Watch when you remake everything that you pay more attention to the inward things than to the outward. The outward things can be put aside for the time being as they are, with the exception of those things which by their very nature have a harmful action on the heart, making one vain, disturbing the thoughts, filling one with unnecessary desires, and the like. Remaking, of course, must also touch on outward ways, but not so much in the form as in the spirit in which they need to be done. If you do this, then outwardly, everything will remain the same with a few exceptions, but the spirit will be completely different. The advantage of not breaking off outward ways too abruptly is that your changes will not be too obvious to anyone.

How many outer and inner obstacles there are! You are doing the right thing by preparing not to take the easy way, but to do battle. So! Get ready to struggle and ask the Lord for everything, to grant you strength to endure everything hostile and hindering that you will encounter. Do not put your trust in yourself. Place all hope in the Lord, and His help will always be with you.

In preparing for battle, however, do not think that you will always be victorious. Often there will be only hardship that will bring nothing but affliction. You will often see that with each desire to be careful, slips and blunders steal by and creep in. Know ahead of time that this is the way things are. You will encounter them, but do not be afraid. You are seeing all of this now beforehand; do not expect the life ahead to be anything other than one in the midst of all kinds of hostility, worries and misfortunes.

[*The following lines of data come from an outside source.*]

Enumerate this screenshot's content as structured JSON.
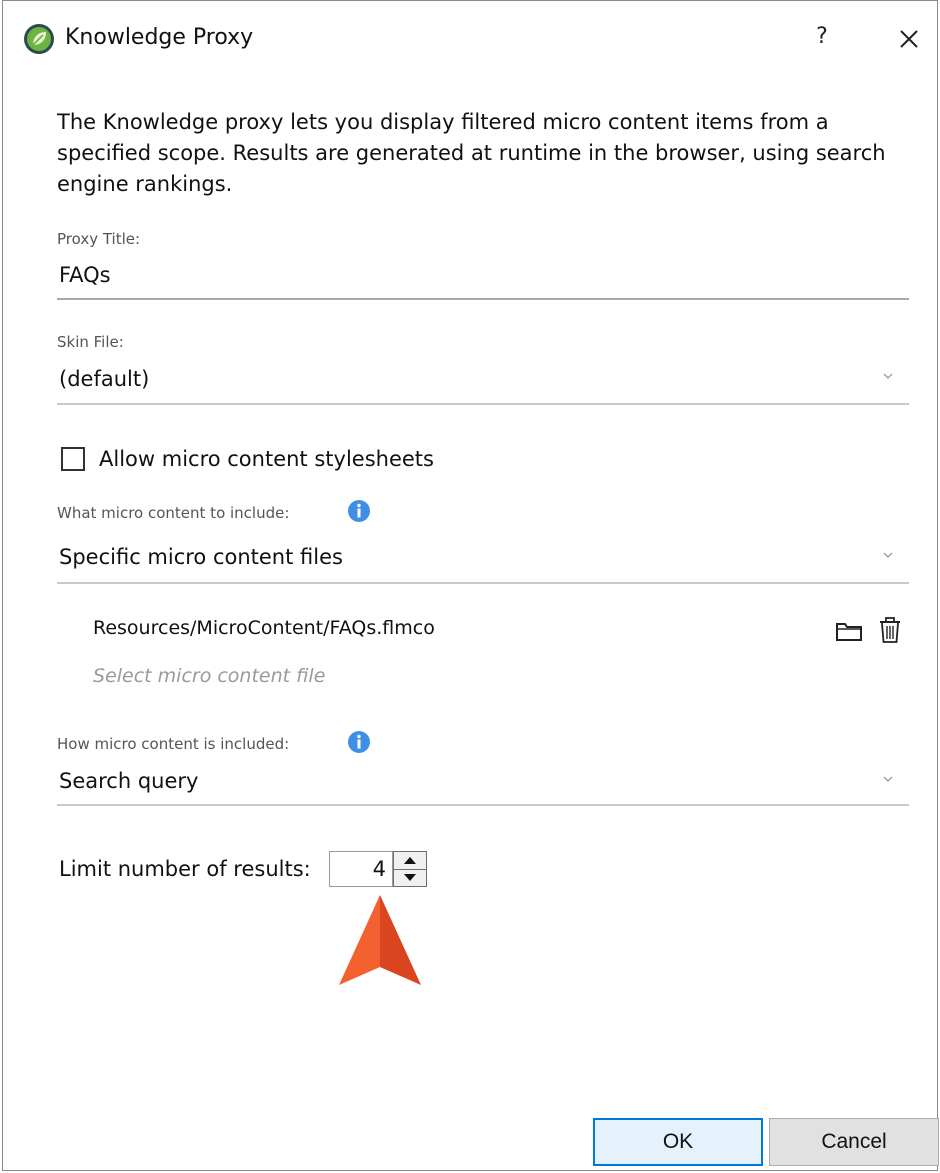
{
  "dialog": {
    "title": "Knowledge Proxy",
    "help_label": "?",
    "description": "The Knowledge proxy lets you display filtered micro content items from a specified scope. Results are generated at runtime in the browser, using search engine rankings."
  },
  "proxy_title": {
    "label": "Proxy Title:",
    "value": "FAQs"
  },
  "skin_file": {
    "label": "Skin File:",
    "value": "(default)"
  },
  "allow_stylesheets": {
    "label": "Allow micro content stylesheets",
    "checked": false
  },
  "include_content": {
    "label": "What micro content to include:",
    "value": "Specific micro content files"
  },
  "files": {
    "items": [
      "Resources/MicroContent/FAQs.flmco"
    ],
    "placeholder": "Select micro content file"
  },
  "how_included": {
    "label": "How micro content is included:",
    "value": "Search query"
  },
  "limit": {
    "label": "Limit number of results:",
    "value": "4"
  },
  "buttons": {
    "ok": "OK",
    "cancel": "Cancel"
  },
  "colors": {
    "accent": "#0078d7",
    "info": "#1e88e5",
    "arrow": "#e8542a",
    "logo": "#5aa12e"
  },
  "icons": [
    "app-logo-icon",
    "help-icon",
    "close-icon",
    "chevron-down-icon",
    "info-icon",
    "folder-icon",
    "trash-icon",
    "spin-up-icon",
    "spin-down-icon",
    "pointer-arrow-icon"
  ]
}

Provide yourself with only one thing, strong courage; no matter what happens, stay with what you have begun. This alone must now be established and set for life by commitment and by steadfast perseverance. No matter how life goes, whatever successes and failures there are, you should give all of this over to God's will.

It is evident from the experiences noted in the Lives of Saints that the Lord leads those who adhere to Him with warm love and who devote their lives to Him toward perfection in different ways. He will even allow the enemy (Satan) to act in a hostile manner, not withholding in this, however, His helpful right hand. Everything from God. But His ways are wondrous, and importantly, they are secret. Even the one who is being led perceives them only when looking back after the fact. How important then is the continual prayer, "Save me by the way Thou knowest!" Committing yourself into God's hands with this prayer, the matter is entire and irrevocable.

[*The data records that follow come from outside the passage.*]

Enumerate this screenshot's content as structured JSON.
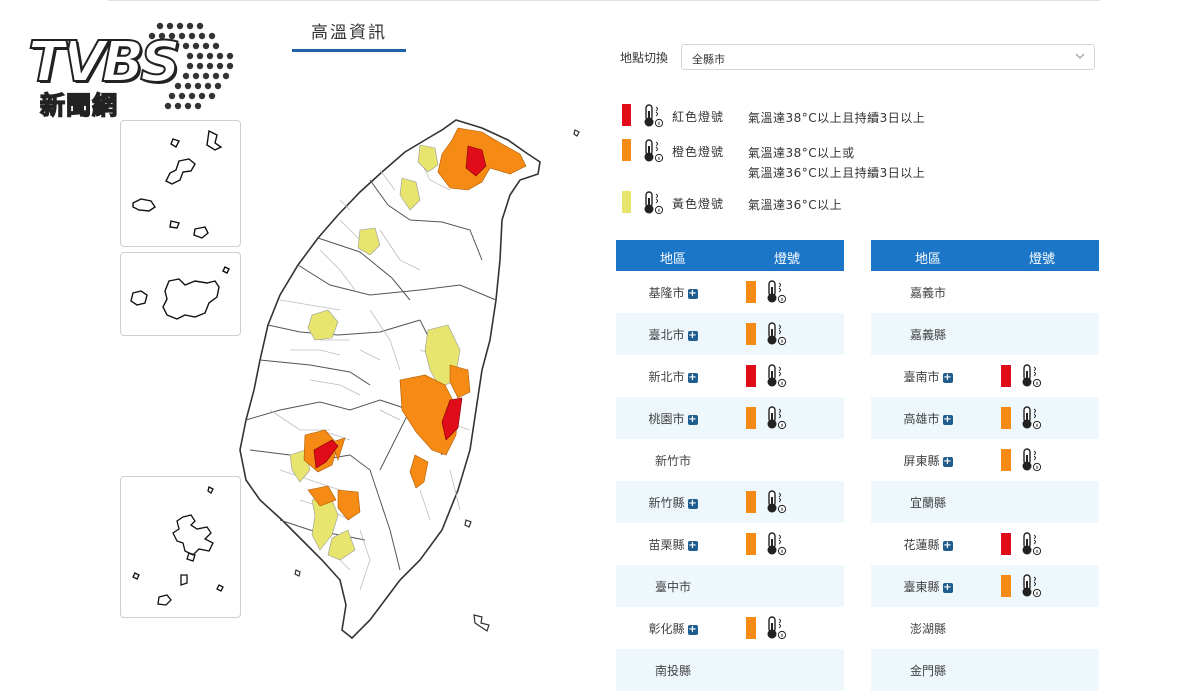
{
  "logo": {
    "brand": "TVBS",
    "sub": "新聞網"
  },
  "page_title": "高溫資訊",
  "location": {
    "label": "地點切換",
    "selected": "全縣市"
  },
  "colors": {
    "red": "#e00c1a",
    "orange": "#f58a14",
    "yellow": "#e8e56e",
    "header_blue": "#1b76c8"
  },
  "legend": [
    {
      "level": "red",
      "name": "紅色燈號",
      "desc": [
        "氣溫達38°C以上且持續3日以上"
      ]
    },
    {
      "level": "orange",
      "name": "橙色燈號",
      "desc": [
        "氣溫達38°C以上或",
        "氣溫達36°C以上且持續3日以上"
      ]
    },
    {
      "level": "yellow",
      "name": "黃色燈號",
      "desc": [
        "氣溫達36°C以上"
      ]
    }
  ],
  "table_headers": {
    "area": "地區",
    "signal": "燈號"
  },
  "table_left": [
    {
      "name": "基隆市",
      "level": "orange"
    },
    {
      "name": "臺北市",
      "level": "orange"
    },
    {
      "name": "新北市",
      "level": "red"
    },
    {
      "name": "桃園市",
      "level": "orange"
    },
    {
      "name": "新竹市",
      "level": ""
    },
    {
      "name": "新竹縣",
      "level": "orange"
    },
    {
      "name": "苗栗縣",
      "level": "orange"
    },
    {
      "name": "臺中市",
      "level": ""
    },
    {
      "name": "彰化縣",
      "level": "orange"
    },
    {
      "name": "南投縣",
      "level": ""
    }
  ],
  "table_right": [
    {
      "name": "嘉義市",
      "level": ""
    },
    {
      "name": "嘉義縣",
      "level": ""
    },
    {
      "name": "臺南市",
      "level": "red"
    },
    {
      "name": "高雄市",
      "level": "orange"
    },
    {
      "name": "屏東縣",
      "level": "orange"
    },
    {
      "name": "宜蘭縣",
      "level": ""
    },
    {
      "name": "花蓮縣",
      "level": "red"
    },
    {
      "name": "臺東縣",
      "level": "orange"
    },
    {
      "name": "澎湖縣",
      "level": ""
    },
    {
      "name": "金門縣",
      "level": ""
    }
  ]
}
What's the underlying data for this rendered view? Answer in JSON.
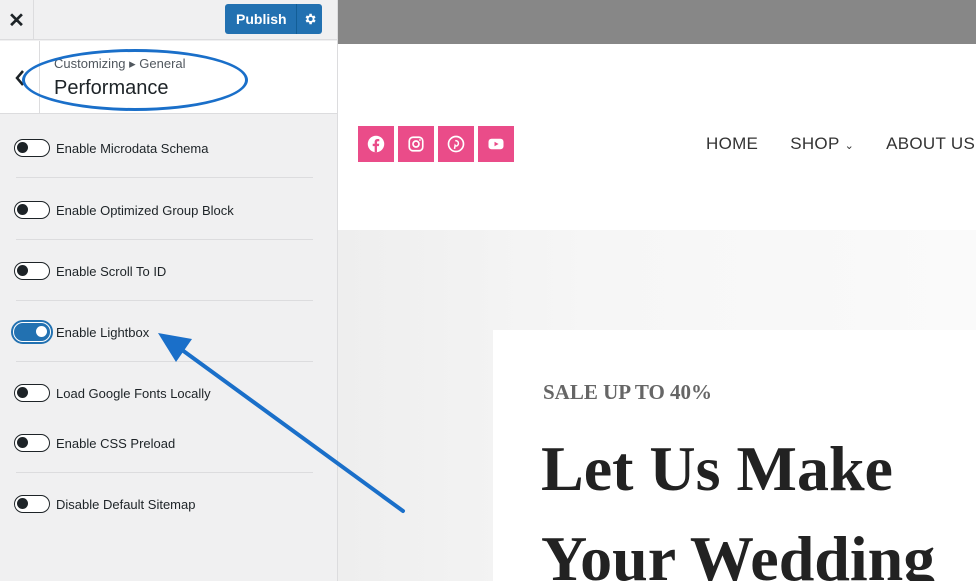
{
  "sidebar": {
    "close_glyph": "✕",
    "publish_label": "Publish",
    "breadcrumb": "Customizing ▸ General",
    "section_title": "Performance",
    "controls": [
      {
        "label": "Enable Microdata Schema",
        "enabled": false
      },
      {
        "label": "Enable Optimized Group Block",
        "enabled": false
      },
      {
        "label": "Enable Scroll To ID",
        "enabled": false
      },
      {
        "label": "Enable Lightbox",
        "enabled": true
      },
      {
        "label": "Load Google Fonts Locally",
        "enabled": false
      },
      {
        "label": "Enable CSS Preload",
        "enabled": false
      },
      {
        "label": "Disable Default Sitemap",
        "enabled": false
      }
    ]
  },
  "preview": {
    "social_icons": [
      "facebook-icon",
      "instagram-icon",
      "pinterest-icon",
      "youtube-icon"
    ],
    "nav": [
      {
        "label": "HOME"
      },
      {
        "label": "SHOP",
        "has_dropdown": true,
        "chevron": "⌄"
      },
      {
        "label": "ABOUT US"
      }
    ],
    "hero": {
      "sale_text": "SALE UP TO 40%",
      "heading_line1": "Let Us Make",
      "heading_line2": "Your Wedding"
    }
  },
  "colors": {
    "accent": "#2271b1",
    "social_pink": "#ea4c89",
    "annotation_blue": "#1a6fc9",
    "admin_bar": "#878787"
  }
}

The Adversary (Satan) will not sleep. God's Saints noted that he operates on those who are just beginning in two ways. Some he does not disturb at all and does not put up any opposition. Those who do not encounter inward or outward impediments and who see that everything is going smoothly begin to fantasize that this is the way things are, and they suppose they have driven out all adversaries (demons), who are unable to show themselves. As soon as such thoughts have settled in, the adversary (Satan) immediately enters and begins fabricating vainglorious dreams from which are born self-conceit, the falling away from God's help, and the cessation of searching and striving after this help. The result of this deprivation. As soon as matters have reached this point, the adversary (Satan) begins operating tyrannically to stir up evil inside and strong antagonism from outside, and the poor conceited person falls. Such instances are not rare. Allow me to bring this to your attention right now while you are figuring out how to order your life so that when you begin your new life and everything is going smoothly, you do not get a high opinion of yourself, but see instead the devil's ambush, the most dangerous thing, and you will increase your caution and concern in this matter. Perfection, barely perceptible, comes after toil and after many years, not from beginning and during the very first days.

(To be continued)



The Grace of Our Lord Jesus Christ, and the love of God and Father, and the communion of the Holy Spirit be with you all. Amen.


Glory Be To GOD For All Things!


With sincere agape in His Holy Diakonia,
The sinner and unworthy servant of God

+Father George